This week we have ActionScript byte code manipulation, COM interop in F#, a quick look at the option type, and finally, a very elegant cross product implementation.

Blog – Luis Diego Fallas’s Manipulating AVM2 byte code with F#

This article focuses on using AbcExplorationLib to parse AVM2 ActionScript byte code.   AbcExplorationLib is still rather new and does not yet have complete support for all AVM2 instructions.  However, it may eventually be useful for static analysis or, in the best possible case, flash generation from within .NET languages. 

 

Article – Richard Marsden’s Functional Programming with MapPoint and F# (Part One)

In this post Richard initially walks through the steps involved in getting COM Interop in F# via both early and late binding.  He then goes on to programmatically load up a new MapPoint instance and instantiate a pushpin on it.  Once the painful COM stuff is out of the way it seems F# could make a rather nice scripting language for Microsoft apps such as this.
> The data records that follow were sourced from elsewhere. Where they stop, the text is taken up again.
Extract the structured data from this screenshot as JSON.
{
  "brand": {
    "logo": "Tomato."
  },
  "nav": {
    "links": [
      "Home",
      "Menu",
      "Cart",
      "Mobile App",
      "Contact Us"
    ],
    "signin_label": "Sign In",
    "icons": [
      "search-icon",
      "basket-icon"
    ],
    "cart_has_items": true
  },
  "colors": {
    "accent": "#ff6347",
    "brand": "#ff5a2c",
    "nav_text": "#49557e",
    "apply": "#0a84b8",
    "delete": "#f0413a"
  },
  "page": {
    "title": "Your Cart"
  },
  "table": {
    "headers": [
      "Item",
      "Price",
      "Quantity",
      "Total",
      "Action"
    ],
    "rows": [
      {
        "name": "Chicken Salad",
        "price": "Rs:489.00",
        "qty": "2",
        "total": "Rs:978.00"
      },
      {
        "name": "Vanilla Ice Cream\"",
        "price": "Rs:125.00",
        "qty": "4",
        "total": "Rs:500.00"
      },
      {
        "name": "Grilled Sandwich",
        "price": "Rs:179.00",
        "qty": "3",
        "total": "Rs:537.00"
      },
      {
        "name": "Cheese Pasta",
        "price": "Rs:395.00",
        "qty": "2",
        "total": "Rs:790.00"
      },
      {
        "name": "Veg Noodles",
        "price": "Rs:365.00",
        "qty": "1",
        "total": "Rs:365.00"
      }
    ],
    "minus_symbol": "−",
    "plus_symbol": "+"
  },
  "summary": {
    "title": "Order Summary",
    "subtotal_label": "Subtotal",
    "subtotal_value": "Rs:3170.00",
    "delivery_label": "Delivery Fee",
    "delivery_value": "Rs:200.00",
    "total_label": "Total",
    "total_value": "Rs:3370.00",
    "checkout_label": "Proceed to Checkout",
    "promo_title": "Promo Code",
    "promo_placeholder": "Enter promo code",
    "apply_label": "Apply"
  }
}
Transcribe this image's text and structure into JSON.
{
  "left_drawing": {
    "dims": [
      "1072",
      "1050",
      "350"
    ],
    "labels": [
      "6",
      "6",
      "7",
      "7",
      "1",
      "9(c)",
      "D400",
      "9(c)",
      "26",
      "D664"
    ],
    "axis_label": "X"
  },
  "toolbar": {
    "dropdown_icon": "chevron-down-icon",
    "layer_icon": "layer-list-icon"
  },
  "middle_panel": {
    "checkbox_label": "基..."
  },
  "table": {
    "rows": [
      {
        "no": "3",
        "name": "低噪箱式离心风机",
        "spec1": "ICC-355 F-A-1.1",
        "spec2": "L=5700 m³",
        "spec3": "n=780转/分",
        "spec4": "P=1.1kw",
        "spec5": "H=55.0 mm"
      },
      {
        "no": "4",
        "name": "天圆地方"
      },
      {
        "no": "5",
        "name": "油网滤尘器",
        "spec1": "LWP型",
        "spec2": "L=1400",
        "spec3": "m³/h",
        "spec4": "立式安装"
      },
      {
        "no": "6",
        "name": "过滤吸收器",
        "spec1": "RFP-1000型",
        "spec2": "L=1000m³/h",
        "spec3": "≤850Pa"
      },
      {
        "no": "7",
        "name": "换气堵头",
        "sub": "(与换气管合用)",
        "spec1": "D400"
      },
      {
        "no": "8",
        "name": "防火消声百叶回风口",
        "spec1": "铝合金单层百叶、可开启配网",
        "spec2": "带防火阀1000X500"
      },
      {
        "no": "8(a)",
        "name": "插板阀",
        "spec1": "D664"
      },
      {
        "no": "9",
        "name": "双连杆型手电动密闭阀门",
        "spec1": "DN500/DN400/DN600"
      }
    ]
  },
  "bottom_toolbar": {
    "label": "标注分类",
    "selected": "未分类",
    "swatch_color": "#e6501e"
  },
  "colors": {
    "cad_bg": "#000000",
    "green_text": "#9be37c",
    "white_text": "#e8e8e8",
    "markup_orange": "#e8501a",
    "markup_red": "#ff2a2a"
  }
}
We’ve been told that C# 4.0 will offer COM interoperability that is significant less painful due to it’s new named arguments, dynamic typing and language binding layers.  After reading this article, I can’t help but wonder how much of this (if any) will be available in F#.  In the CTP release both early and late binding are rather painful.


Stack Overflow – How does the option type work in F#?

It’s a rather simple question, but I do like how the community came out to help answer it.  Although, I do think it’s very debatable whether null or -1 make for a better answer to the question “how long is this null string?”.

Generally, I’m opposed to hiding information inside of a type meant to hold something else, especially if it’s a scalar value.  Were it not for the overhead involved, in C# I would think the best solution would be to throw an exception.  Inside F#, at least with option types you know you are handling an exceptional case and not just an empty variable.  Yet another great benefit of immutability.

 

Stack Overflow – F# – Cross Product of Two Lists

I wanted to include this as Tomas Petricek’s solution was extremely elegant.